• `tconst`, a unique identifier for each title, like `tt4786824`
• `titleType`, the type of the title, like `tvSeries`
• `primaryTitle`, the main title used, like `The Crown`
• `startYear`, the year a title was released, like `2016`
• `genres`, a comma-separated list of genres, like `Drama,History`

We’ll write `import.py` to read the file in:

We can write a program to search for a particular title:

In Python, we can connect to a SQL database and read our file into it once, so we can make lots of queries without writing new programs and without having to read the entire file each time.

Now we can run `sqlite3 shows3.db` and run commands like before, such as `SELECT * FROM shows LIMIT 10;`.
With `SELECT COUNT(*) FROM shows;` we can see that there are more than 150,000 shows in our table, and with `SELECT COUNT(*) FROM shows WHERE startYear = 2019;`, we see that there were more than 6000 this year.

### Multiple tables

But each of the rows will only have one column for genres, and the values are multiple genres put together. So we can go back to our import program, and add another table:

• So now our `shows` table no longer has a genres column, but instead we have a `genres` table with each row representing a show and an associated genre. Now, a particular show can have multiple genres we can search for, and we can get other data about the show from the `shows` table given its ID.
• In fact, we can combine both tables with `SELECT * FROM shows WHERE id IN (SELECT show_id FROM genres WHERE genre = "Comedy") AND year = 2019;`. We’re filtering our shows table by IDs where the ID in the genres table has a value of “Comedy” for the `genre` column, and has the value of 2019 for the `year` column.
• Our tables look like this:

Since the ID in the `genre` table come from the `shows` table, we call it `show_id`. And the arrow indicates that a single show ID might have many matching rows in the `genres` table.

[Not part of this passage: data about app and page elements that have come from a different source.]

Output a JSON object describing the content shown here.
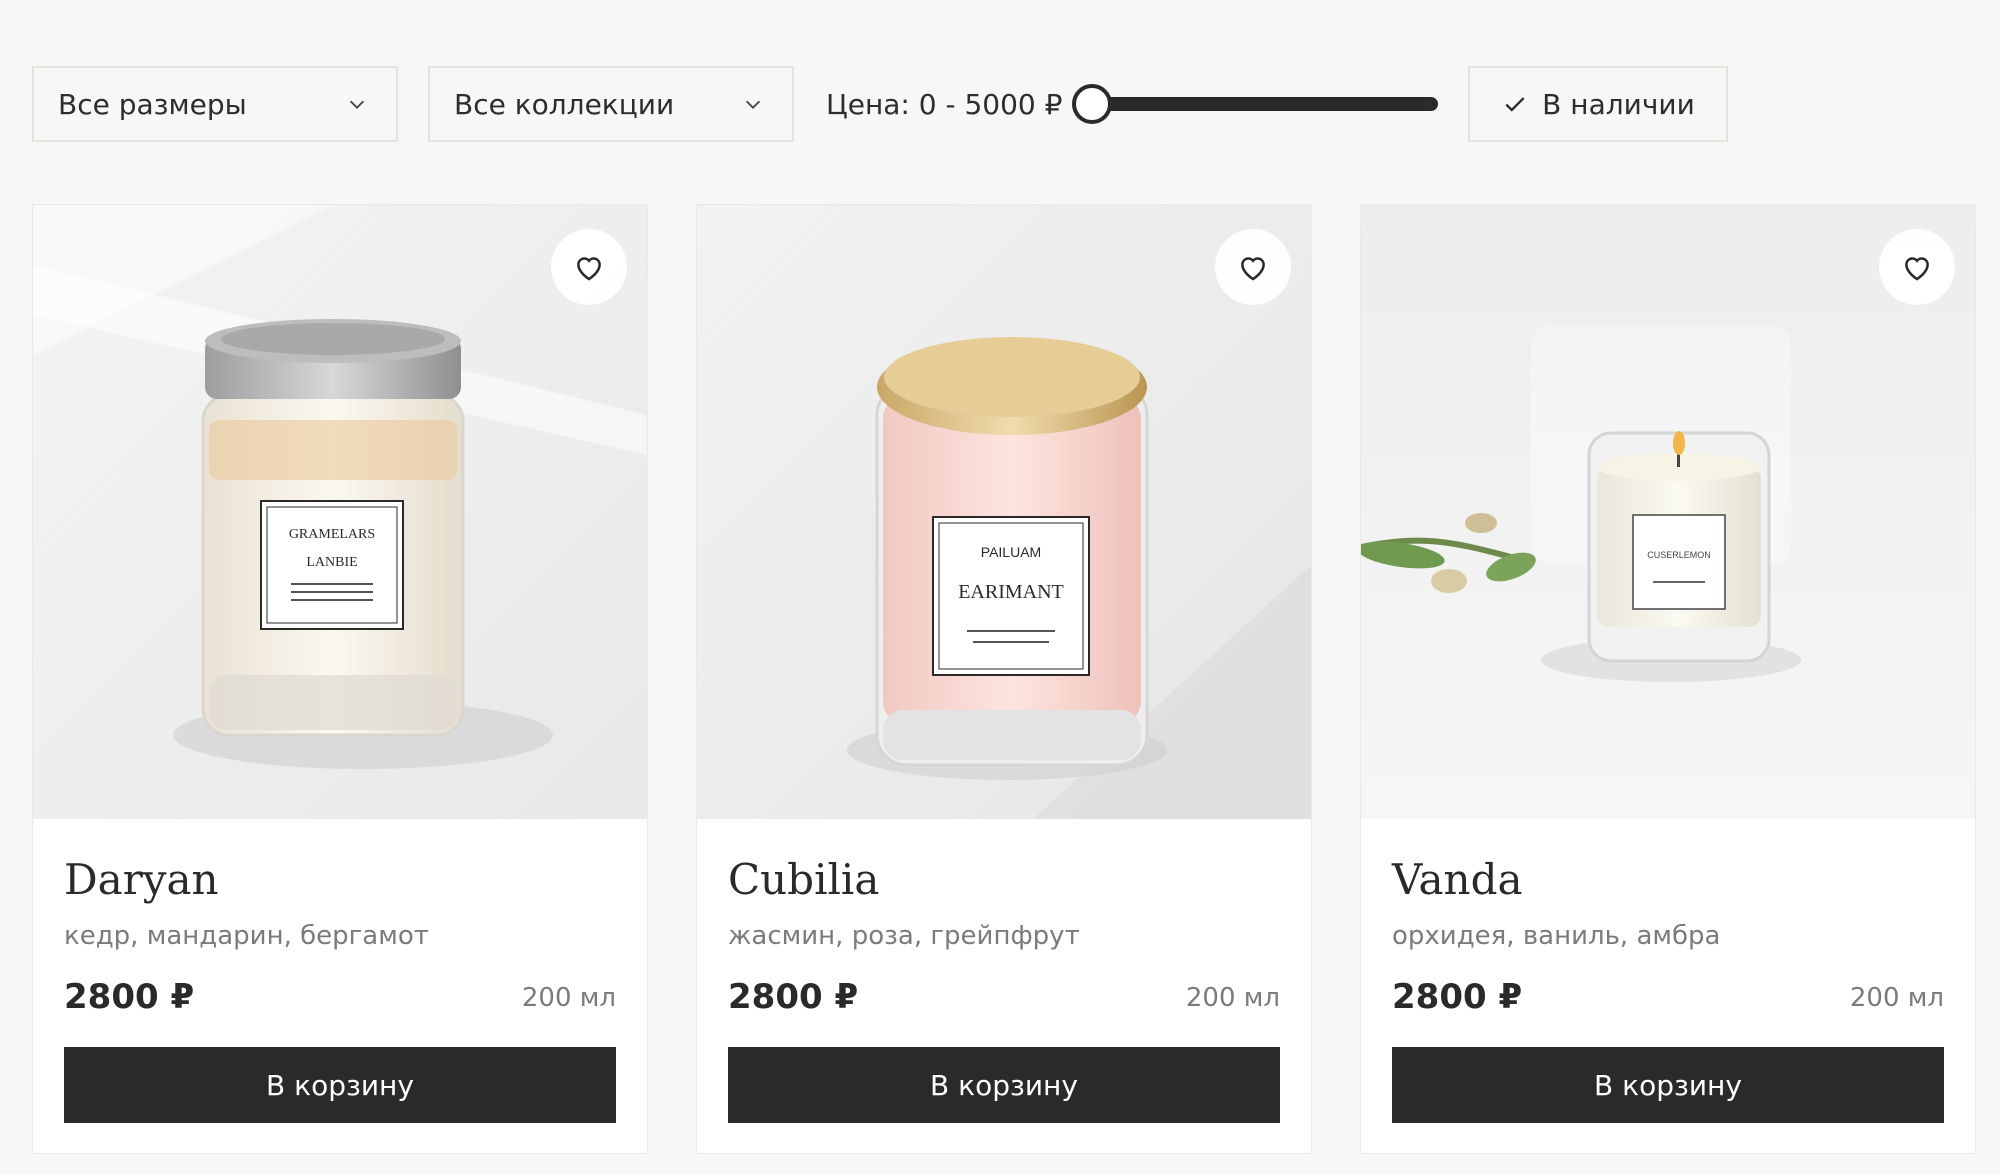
{
  "filters": {
    "size_select": "Все размеры",
    "collection_select": "Все коллекции",
    "price_label": "Цена: 0 - 5000 ₽",
    "price_min": 0,
    "price_max": 5000,
    "in_stock_label": "В наличии",
    "in_stock_checked": true
  },
  "products": [
    {
      "name": "Daryan",
      "notes": "кедр, мандарин, бергамот",
      "price": "2800 ₽",
      "volume": "200 мл",
      "cart_label": "В корзину",
      "jar_label": [
        "GRAMELARS",
        "LANBIE"
      ]
    },
    {
      "name": "Cubilia",
      "notes": "жасмин, роза, грейпфрут",
      "price": "2800 ₽",
      "volume": "200 мл",
      "cart_label": "В корзину",
      "jar_label": [
        "PAILUAM",
        "EARIMANT"
      ]
    },
    {
      "name": "Vanda",
      "notes": "орхидея, ваниль, амбра",
      "price": "2800 ₽",
      "volume": "200 мл",
      "cart_label": "В корзину",
      "jar_label": [
        "CUSERLEMON"
      ]
    }
  ],
  "colors": {
    "background": "#f8f7f5",
    "button": "#2a2a2a",
    "muted_text": "#7b7b7b"
  }
}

By reading the descriptions for each table, we can see that all of the data can be used to construct these tables:

• Notice that, for example, a person’s name could also be copied to the `stars` or `writers` tables, but instead only the `person_id` is used to link to the data in the `people` table. This way, we only need to update the name in one place if we need to make a change.

We’ll download a program called DB Browser for SQLite), which will have a graphical user interface to browse our tables and data. We can use the 『Execute SQL』 tab to run SQL directly in the program, too.

We can run `SELECT * FROM shows JOIN genres ON show.id = genres.show_id;` to join two tables by matching IDs in columns we specify. Then we’ll get back a wider table, with columns from each of those two tables.

We can take a person’s ID and find them in shows with `SELECT * FROM stars WHERE person_id = 1122;`, but we can do a query inside our query with `SELECT show_id FROM stars WHERE person_id = (SELECT id FROM people WHERE name = "Ellen DeGeneres");`.

This gives us back the `show_id`, so to get the show data we can run: `SELECT * FROM shows WHERE id IN (...);` with … being the query above.

We can get the same results with:

We join the `people` table with the `stars` table, and then with the `shows` table by specifying columns that should match between the tables, and then selecting just the `title` with a filter on the name.

But now we can select other fields from our combined tables, too.

It turns out that we can specify columns of our tables to be special types, such as:

• `PRIMARY KEY`, used as the primary identifier for a row
• `FOREIGN KEY`, which points to a row in another table
• `UNIQUE`, which means it has to be unique in this table
• `INDEX`, which asks our database to create a index to more quickly query based on this column. An index is a data structure like a tree, which helps us search for values.

We can create an index with `CREATE INDEX person_index ON stars (person_id);`. Then the `person_id` column will have an index called `person_index`. With the right indexes, our join query is several hundred times faster.

### Problems

One problem with databases is race conditions, where the timing of two actions or events cause unexpected behavior.

To solve this, we can use transactions, where a set of actions is guaranteed to happen together.

Another problem in SQL is called a SQL injection attack, where an adversary can execute their own commands on our database.